So when Aza catches a glimpse of a ship in the sky, her family chalks it up to a cruel side effect of her medication. But Aza doesn’t think this is a hallucination. She can hear someone on the ship calling her name.
Only her best friend, Jason, listens. Jason, who’s always been there. Jason, for whom she might have more-than-friendly feelings. But before Aza can consider that thrilling idea, something goes terribly wrong. Aza is lost to our world—and found, by another. Magonia.
Above the clouds, in a land of trading ships, Aza is not the weak and dying thing she was. In Magonia, she can breathe for the first time. Better, she has immense power—and as she navigates her new life, she discovers that war is coming. Magonia and Earth are on the cusp of a reckoning. And in Aza’s hands lies the fate of the whole of humanity—including the boy who loves her. Where do her loyalties lie?
This was a really interesting read to dive into. I’ve been sticking to contemporary YA fiction for the last few months, admittedly, mainly because that makes up most of what’s been landing on my doorstep, so it was nice to deviate from the usual. That being said, even though fantasy is on a whole other spectrum in itself, I think that it’s safe to say it isn’t exactly common to come across something that really is out of the norm. Werewolves, vampires, witches–we’ve all seen them done, and now we’re seeing them done in sparkly new ways, but Magonia? This is completely out of the blue, and in the best way possible.
Even more so, this is a wonderful fantasy with one size fits all: plenty of genres to be seen and loved, or in other words, double trouble. There’s something here for everyone. Action, romance, and mystery are all present, making for an all-around enjoyable read. Whenever I found myself tiring of one element, things would take a sharp turn and it was like I was being immersed in a completely different environment with something else to worry about. It kept me on my toes, and I think it’ll do the same for you.
The usually dreaded love triangle was present here, but it was done in a way that almost felt natural and not at all overbearing. Both love interests were from different worlds with different personalities, and both saw Aza as two completely different people, so they both felt really compatible and suited. I liked the way it was presented, and for the most part I am driven crazy by the never-ending triangle theory. I don’t know what’s worse, the love or Bermuda triangle.

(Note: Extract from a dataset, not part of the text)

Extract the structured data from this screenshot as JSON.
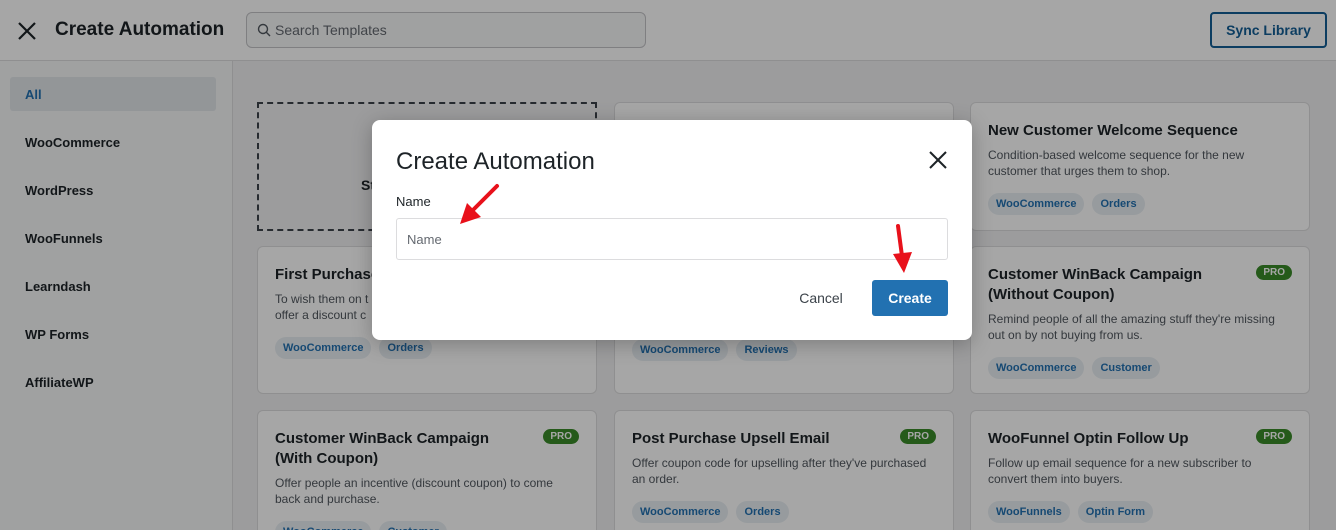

You decide.
The ending of Magonia was conclusive but definitely left room for more tales to be told, so I’m looking forward to what Headley has planned next for these characters.
Anyone looking to move away from “normal” fantasy and move into a new and exciting story should check out Magonia.